■ **TASK BRIEF**: Set out the records again, keeping every word as it is.

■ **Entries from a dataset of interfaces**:

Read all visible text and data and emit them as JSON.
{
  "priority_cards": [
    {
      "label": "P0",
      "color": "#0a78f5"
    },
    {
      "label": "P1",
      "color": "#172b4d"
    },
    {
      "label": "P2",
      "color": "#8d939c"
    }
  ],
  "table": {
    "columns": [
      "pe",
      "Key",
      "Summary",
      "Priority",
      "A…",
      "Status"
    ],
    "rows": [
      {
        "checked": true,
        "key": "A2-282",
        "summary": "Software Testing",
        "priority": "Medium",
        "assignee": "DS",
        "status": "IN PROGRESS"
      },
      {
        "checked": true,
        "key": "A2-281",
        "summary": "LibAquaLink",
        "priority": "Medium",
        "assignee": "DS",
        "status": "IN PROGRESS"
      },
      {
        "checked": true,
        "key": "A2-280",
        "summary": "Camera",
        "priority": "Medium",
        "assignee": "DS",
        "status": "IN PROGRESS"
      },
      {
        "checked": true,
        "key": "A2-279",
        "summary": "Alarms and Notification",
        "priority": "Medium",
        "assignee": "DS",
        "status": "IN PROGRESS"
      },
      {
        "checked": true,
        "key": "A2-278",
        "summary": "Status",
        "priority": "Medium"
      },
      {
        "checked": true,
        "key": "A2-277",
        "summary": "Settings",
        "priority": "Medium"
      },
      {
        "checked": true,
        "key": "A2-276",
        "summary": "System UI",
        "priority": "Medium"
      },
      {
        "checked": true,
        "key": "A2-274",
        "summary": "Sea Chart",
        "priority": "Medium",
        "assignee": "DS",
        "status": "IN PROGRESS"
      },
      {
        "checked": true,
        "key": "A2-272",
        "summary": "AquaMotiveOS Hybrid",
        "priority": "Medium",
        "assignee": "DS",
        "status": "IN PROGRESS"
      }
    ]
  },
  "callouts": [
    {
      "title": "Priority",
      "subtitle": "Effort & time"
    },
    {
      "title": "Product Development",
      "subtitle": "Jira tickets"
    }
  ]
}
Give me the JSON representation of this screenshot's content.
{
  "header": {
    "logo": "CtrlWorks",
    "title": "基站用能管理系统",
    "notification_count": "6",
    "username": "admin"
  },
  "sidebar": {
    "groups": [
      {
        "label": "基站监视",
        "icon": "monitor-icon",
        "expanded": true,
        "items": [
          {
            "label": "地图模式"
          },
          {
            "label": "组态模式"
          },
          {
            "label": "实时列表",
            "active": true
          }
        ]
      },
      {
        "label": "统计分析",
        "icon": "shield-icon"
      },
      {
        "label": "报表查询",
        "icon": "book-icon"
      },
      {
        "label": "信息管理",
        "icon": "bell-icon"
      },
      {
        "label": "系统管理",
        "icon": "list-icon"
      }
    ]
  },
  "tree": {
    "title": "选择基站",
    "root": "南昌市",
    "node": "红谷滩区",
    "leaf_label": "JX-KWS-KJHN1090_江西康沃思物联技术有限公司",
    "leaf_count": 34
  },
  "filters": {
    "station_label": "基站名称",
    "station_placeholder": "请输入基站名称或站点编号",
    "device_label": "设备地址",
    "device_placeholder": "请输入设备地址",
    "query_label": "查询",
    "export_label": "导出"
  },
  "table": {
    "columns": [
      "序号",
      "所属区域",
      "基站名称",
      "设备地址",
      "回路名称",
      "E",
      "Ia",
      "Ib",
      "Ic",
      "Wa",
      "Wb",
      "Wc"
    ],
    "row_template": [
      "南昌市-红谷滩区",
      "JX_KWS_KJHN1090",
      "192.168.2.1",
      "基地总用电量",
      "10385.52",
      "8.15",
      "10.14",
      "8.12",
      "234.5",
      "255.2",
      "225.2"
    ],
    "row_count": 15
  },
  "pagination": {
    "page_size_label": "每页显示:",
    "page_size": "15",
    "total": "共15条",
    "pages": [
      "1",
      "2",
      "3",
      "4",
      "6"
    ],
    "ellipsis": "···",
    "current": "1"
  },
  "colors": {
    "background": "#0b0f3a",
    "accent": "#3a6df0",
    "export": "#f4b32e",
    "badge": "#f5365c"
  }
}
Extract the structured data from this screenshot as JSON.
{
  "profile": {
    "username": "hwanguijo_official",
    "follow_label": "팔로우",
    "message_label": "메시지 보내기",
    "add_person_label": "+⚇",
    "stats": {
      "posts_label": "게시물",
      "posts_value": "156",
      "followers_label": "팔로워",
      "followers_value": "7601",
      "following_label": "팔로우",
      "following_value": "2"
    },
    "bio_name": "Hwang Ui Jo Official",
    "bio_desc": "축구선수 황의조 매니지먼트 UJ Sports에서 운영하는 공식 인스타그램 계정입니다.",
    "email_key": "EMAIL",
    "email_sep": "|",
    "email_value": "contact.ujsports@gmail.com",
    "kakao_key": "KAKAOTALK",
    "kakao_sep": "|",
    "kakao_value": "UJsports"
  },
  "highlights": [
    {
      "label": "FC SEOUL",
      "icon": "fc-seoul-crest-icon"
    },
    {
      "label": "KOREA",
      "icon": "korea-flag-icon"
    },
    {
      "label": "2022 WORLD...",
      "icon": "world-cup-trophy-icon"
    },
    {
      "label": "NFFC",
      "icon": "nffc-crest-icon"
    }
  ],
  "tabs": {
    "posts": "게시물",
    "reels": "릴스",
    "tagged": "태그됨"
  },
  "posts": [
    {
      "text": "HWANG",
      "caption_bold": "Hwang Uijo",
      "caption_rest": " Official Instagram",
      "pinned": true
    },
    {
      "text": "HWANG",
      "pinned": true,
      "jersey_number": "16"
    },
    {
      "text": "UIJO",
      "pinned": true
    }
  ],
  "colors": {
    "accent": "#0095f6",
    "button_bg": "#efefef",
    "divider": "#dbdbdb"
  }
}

■ **TASK OUTPUT**:
Read all visible text and data and emit them as JSON.
{
  "priority_cards": [
    {
      "label": "P0",
      "color": "#0a78f5"
    },
    {
      "label": "P1",
      "color": "#172b4d"
    },
    {
      "label": "P2",
      "color": "#8d939c"
    }
  ],
  "table": {
    "columns": [
      "pe",
      "Key",
      "Summary",
      "Priority",
      "A…",
      "Status"
    ],
    "rows": [
      {
        "checked": true,
        "key": "A2-282",
        "summary": "Software Testing",
        "priority": "Medium",
        "assignee": "DS",
        "status": "IN PROGRESS"
      },
      {
        "checked": true,
        "key": "A2-281",
        "summary": "LibAquaLink",
        "priority": "Medium",
        "assignee": "DS",
        "status": "IN PROGRESS"
      },
      {
        "checked": true,
        "key": "A2-280",
        "summary": "Camera",
        "priority": "Medium",
        "assignee": "DS",
        "status": "IN PROGRESS"
      },
      {
        "checked": true,
        "key": "A2-279",
        "summary": "Alarms and Notification",
        "priority": "Medium",
        "assignee": "DS",
        "status": "IN PROGRESS"
      },
      {
        "checked": true,
        "key": "A2-278",
        "summary": "Status",
        "priority": "Medium"
      },
      {
        "checked": true,
        "key": "A2-277",
        "summary": "Settings",
        "priority": "Medium"
      },
      {
        "checked": true,
        "key": "A2-276",
        "summary": "System UI",
        "priority": "Medium"
      },
      {
        "checked": true,
        "key": "A2-274",
        "summary": "Sea Chart",
        "priority": "Medium",
        "assignee": "DS",
        "status": "IN PROGRESS"
      },
      {
        "checked": true,
        "key": "A2-272",
        "summary": "AquaMotiveOS Hybrid",
        "priority": "Medium",
        "assignee": "DS",
        "status": "IN PROGRESS"
      }
    ]
  },
  "callouts": [
    {
      "title": "Priority",
      "subtitle": "Effort & time"
    },
    {
      "title": "Product Development",
      "subtitle": "Jira tickets"
    }
  ]
}
Give me the JSON representation of this screenshot's content.
{
  "header": {
    "logo": "CtrlWorks",
    "title": "基站用能管理系统",
    "notification_count": "6",
    "username": "admin"
  },
  "sidebar": {
    "groups": [
      {
        "label": "基站监视",
        "icon": "monitor-icon",
        "expanded": true,
        "items": [
          {
            "label": "地图模式"
          },
          {
            "label": "组态模式"
          },
          {
            "label": "实时列表",
            "active": true
          }
        ]
      },
      {
        "label": "统计分析",
        "icon": "shield-icon"
      },
      {
        "label": "报表查询",
        "icon": "book-icon"
      },
      {
        "label": "信息管理",
        "icon": "bell-icon"
      },
      {
        "label": "系统管理",
        "icon": "list-icon"
      }
    ]
  },
  "tree": {
    "title": "选择基站",
    "root": "南昌市",
    "node": "红谷滩区",
    "leaf_label": "JX-KWS-KJHN1090_江西康沃思物联技术有限公司",
    "leaf_count": 34
  },
  "filters": {
    "station_label": "基站名称",
    "station_placeholder": "请输入基站名称或站点编号",
    "device_label": "设备地址",
    "device_placeholder": "请输入设备地址",
    "query_label": "查询",
    "export_label": "导出"
  },
  "table": {
    "columns": [
      "序号",
      "所属区域",
      "基站名称",
      "设备地址",
      "回路名称",
      "E",
      "Ia",
      "Ib",
      "Ic",
      "Wa",
      "Wb",
      "Wc"
    ],
    "row_template": [
      "南昌市-红谷滩区",
      "JX_KWS_KJHN1090",
      "192.168.2.1",
      "基地总用电量",
      "10385.52",
      "8.15",
      "10.14",
      "8.12",
      "234.5",
      "255.2",
      "225.2"
    ],
    "row_count": 15
  },
  "pagination": {
    "page_size_label": "每页显示:",
    "page_size": "15",
    "total": "共15条",
    "pages": [
      "1",
      "2",
      "3",
      "4",
      "6"
    ],
    "ellipsis": "···",
    "current": "1"
  },
  "colors": {
    "background": "#0b0f3a",
    "accent": "#3a6df0",
    "export": "#f4b32e",
    "badge": "#f5365c"
  }
}
Extract the structured data from this screenshot as JSON.
{
  "profile": {
    "username": "hwanguijo_official",
    "follow_label": "팔로우",
    "message_label": "메시지 보내기",
    "add_person_label": "+⚇",
    "stats": {
      "posts_label": "게시물",
      "posts_value": "156",
      "followers_label": "팔로워",
      "followers_value": "7601",
      "following_label": "팔로우",
      "following_value": "2"
    },
    "bio_name": "Hwang Ui Jo Official",
    "bio_desc": "축구선수 황의조 매니지먼트 UJ Sports에서 운영하는 공식 인스타그램 계정입니다.",
    "email_key": "EMAIL",
    "email_sep": "|",
    "email_value": "contact.ujsports@gmail.com",
    "kakao_key": "KAKAOTALK",
    "kakao_sep": "|",
    "kakao_value": "UJsports"
  },
  "highlights": [
    {
      "label": "FC SEOUL",
      "icon": "fc-seoul-crest-icon"
    },
    {
      "label": "KOREA",
      "icon": "korea-flag-icon"
    },
    {
      "label": "2022 WORLD...",
      "icon": "world-cup-trophy-icon"
    },
    {
      "label": "NFFC",
      "icon": "nffc-crest-icon"
    }
  ],
  "tabs": {
    "posts": "게시물",
    "reels": "릴스",
    "tagged": "태그됨"
  },
  "posts": [
    {
      "text": "HWANG",
      "caption_bold": "Hwang Uijo",
      "caption_rest": " Official Instagram",
      "pinned": true
    },
    {
      "text": "HWANG",
      "pinned": true,
      "jersey_number": "16"
    },
    {
      "text": "UIJO",
      "pinned": true
    }
  ],
  "colors": {
    "accent": "#0095f6",
    "button_bg": "#efefef",
    "divider": "#dbdbdb"
  }
}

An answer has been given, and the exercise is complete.